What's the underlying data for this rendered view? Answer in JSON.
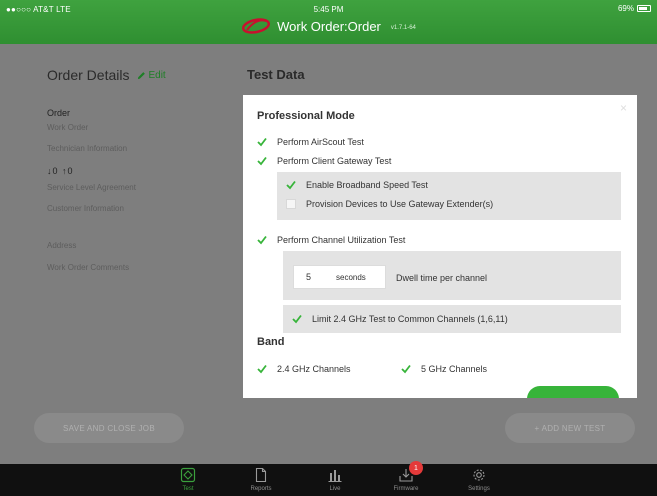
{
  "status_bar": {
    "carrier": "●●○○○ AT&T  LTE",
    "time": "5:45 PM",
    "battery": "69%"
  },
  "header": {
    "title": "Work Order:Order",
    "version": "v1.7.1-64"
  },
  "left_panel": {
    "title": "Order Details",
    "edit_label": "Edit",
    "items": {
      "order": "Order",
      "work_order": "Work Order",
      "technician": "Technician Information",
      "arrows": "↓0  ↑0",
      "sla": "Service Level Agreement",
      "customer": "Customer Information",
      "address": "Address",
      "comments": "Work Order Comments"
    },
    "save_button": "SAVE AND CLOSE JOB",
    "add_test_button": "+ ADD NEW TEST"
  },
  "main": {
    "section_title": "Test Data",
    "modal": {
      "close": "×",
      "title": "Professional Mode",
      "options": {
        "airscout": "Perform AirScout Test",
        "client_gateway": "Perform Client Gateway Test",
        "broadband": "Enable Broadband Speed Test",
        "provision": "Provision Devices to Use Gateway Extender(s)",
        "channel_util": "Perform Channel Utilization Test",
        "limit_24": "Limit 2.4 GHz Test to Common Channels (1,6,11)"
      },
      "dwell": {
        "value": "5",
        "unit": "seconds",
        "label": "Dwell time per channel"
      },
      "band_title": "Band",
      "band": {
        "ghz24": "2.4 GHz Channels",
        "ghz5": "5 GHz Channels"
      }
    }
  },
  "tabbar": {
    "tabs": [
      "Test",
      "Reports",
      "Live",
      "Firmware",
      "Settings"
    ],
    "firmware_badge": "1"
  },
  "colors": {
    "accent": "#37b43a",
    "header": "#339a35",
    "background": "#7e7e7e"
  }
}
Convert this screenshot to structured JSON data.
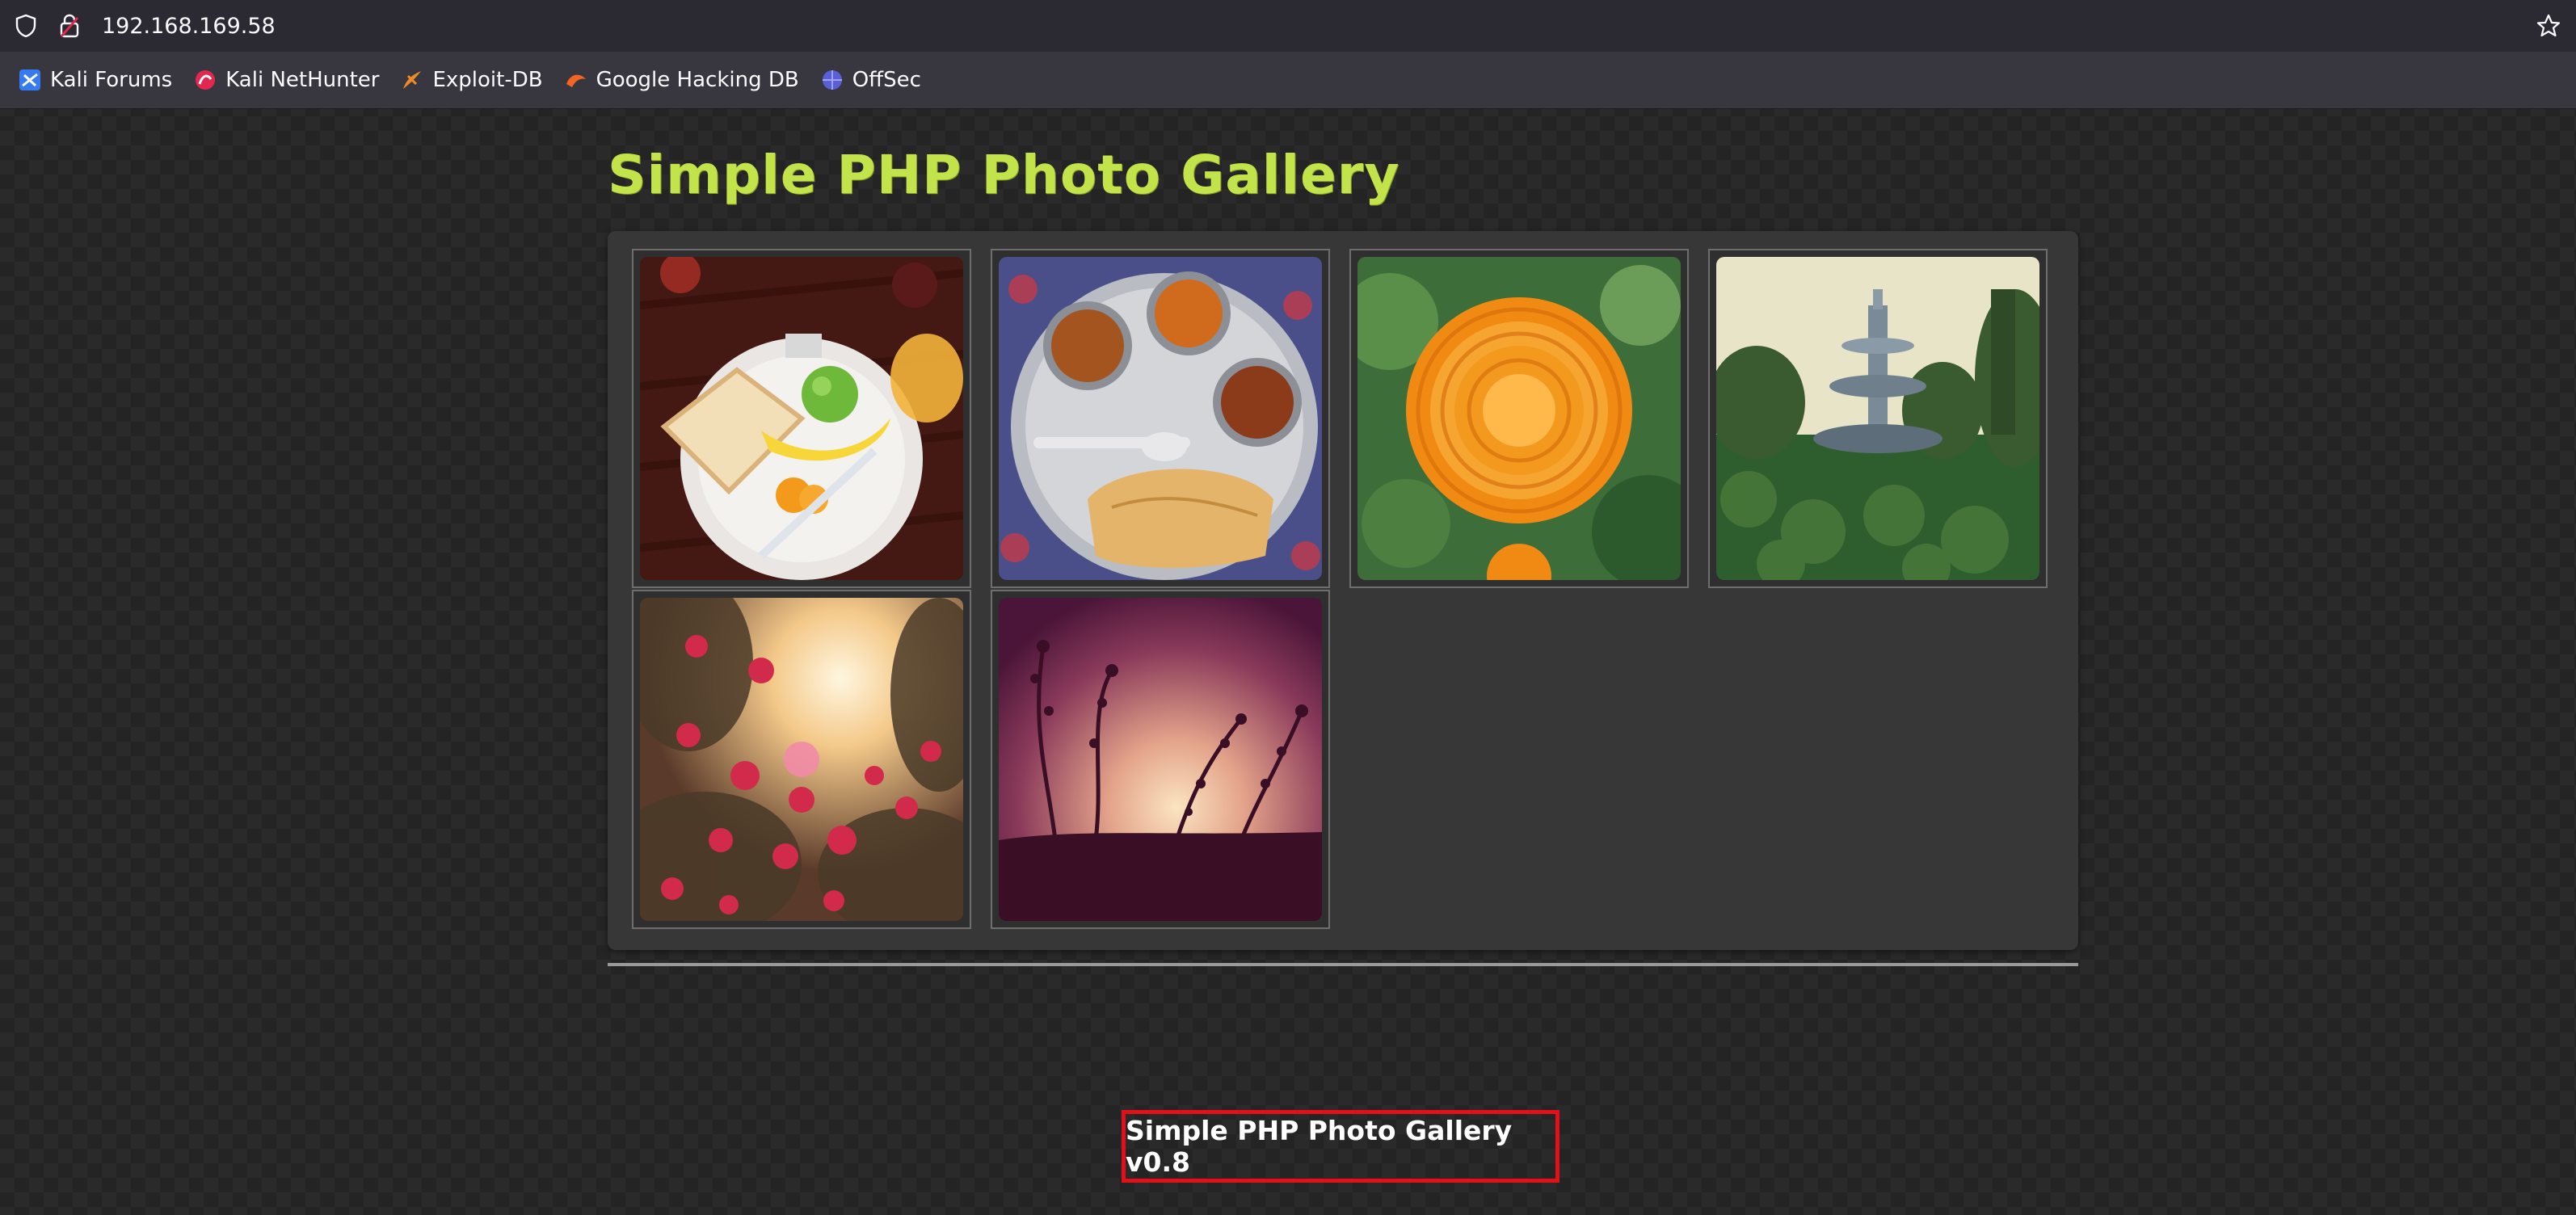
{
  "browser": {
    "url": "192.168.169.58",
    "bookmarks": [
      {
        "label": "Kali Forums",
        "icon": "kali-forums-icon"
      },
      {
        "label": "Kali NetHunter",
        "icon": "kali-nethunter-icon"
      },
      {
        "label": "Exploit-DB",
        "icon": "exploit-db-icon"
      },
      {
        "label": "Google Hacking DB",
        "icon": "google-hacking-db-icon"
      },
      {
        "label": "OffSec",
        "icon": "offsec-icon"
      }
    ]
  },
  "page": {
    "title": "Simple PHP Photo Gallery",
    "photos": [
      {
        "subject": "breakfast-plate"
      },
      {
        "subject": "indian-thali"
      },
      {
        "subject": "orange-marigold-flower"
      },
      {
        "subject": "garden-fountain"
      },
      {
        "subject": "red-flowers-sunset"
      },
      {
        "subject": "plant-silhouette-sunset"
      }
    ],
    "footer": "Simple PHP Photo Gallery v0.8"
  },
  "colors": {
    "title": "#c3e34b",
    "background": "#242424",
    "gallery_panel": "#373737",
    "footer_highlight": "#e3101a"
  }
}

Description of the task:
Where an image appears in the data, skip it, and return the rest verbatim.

Solution for this task:
What's the underlying data for this rendered view? Answer in JSON.
{
  "status_bar": {
    "carrier": "●●○○○ AT&T  LTE",
    "time": "5:45 PM",
    "battery": "69%"
  },
  "header": {
    "title": "Work Order:Order",
    "version": "v1.7.1-64"
  },
  "left_panel": {
    "title": "Order Details",
    "edit_label": "Edit",
    "items": {
      "order": "Order",
      "work_order": "Work Order",
      "technician": "Technician Information",
      "arrows": "↓0  ↑0",
      "sla": "Service Level Agreement",
      "customer": "Customer Information",
      "address": "Address",
      "comments": "Work Order Comments"
    },
    "save_button": "SAVE AND CLOSE JOB",
    "add_test_button": "+ ADD NEW TEST"
  },
  "main": {
    "section_title": "Test Data",
    "modal": {
      "close": "×",
      "title": "Professional Mode",
      "options": {
        "airscout": "Perform AirScout Test",
        "client_gateway": "Perform Client Gateway Test",
        "broadband": "Enable Broadband Speed Test",
        "provision": "Provision Devices to Use Gateway Extender(s)",
        "channel_util": "Perform Channel Utilization Test",
        "limit_24": "Limit 2.4 GHz Test to Common Channels (1,6,11)"
      },
      "dwell": {
        "value": "5",
        "unit": "seconds",
        "label": "Dwell time per channel"
      },
      "band_title": "Band",
      "band": {
        "ghz24": "2.4 GHz Channels",
        "ghz5": "5 GHz Channels"
      }
    }
  },
  "tabbar": {
    "tabs": [
      "Test",
      "Reports",
      "Live",
      "Firmware",
      "Settings"
    ],
    "firmware_badge": "1"
  },
  "colors": {
    "accent": "#37b43a",
    "header": "#339a35",
    "background": "#7e7e7e"
  }
}
Convert this screenshot to structured JSON data.
{
  "browser": {
    "url": "192.168.169.58",
    "bookmarks": [
      {
        "label": "Kali Forums",
        "icon": "kali-forums-icon"
      },
      {
        "label": "Kali NetHunter",
        "icon": "kali-nethunter-icon"
      },
      {
        "label": "Exploit-DB",
        "icon": "exploit-db-icon"
      },
      {
        "label": "Google Hacking DB",
        "icon": "google-hacking-db-icon"
      },
      {
        "label": "OffSec",
        "icon": "offsec-icon"
      }
    ]
  },
  "page": {
    "title": "Simple PHP Photo Gallery",
    "photos": [
      {
        "subject": "breakfast-plate"
      },
      {
        "subject": "indian-thali"
      },
      {
        "subject": "orange-marigold-flower"
      },
      {
        "subject": "garden-fountain"
      },
      {
        "subject": "red-flowers-sunset"
      },
      {
        "subject": "plant-silhouette-sunset"
      }
    ],
    "footer": "Simple PHP Photo Gallery v0.8"
  },
  "colors": {
    "title": "#c3e34b",
    "background": "#242424",
    "gallery_panel": "#373737",
    "footer_highlight": "#e3101a"
  }
}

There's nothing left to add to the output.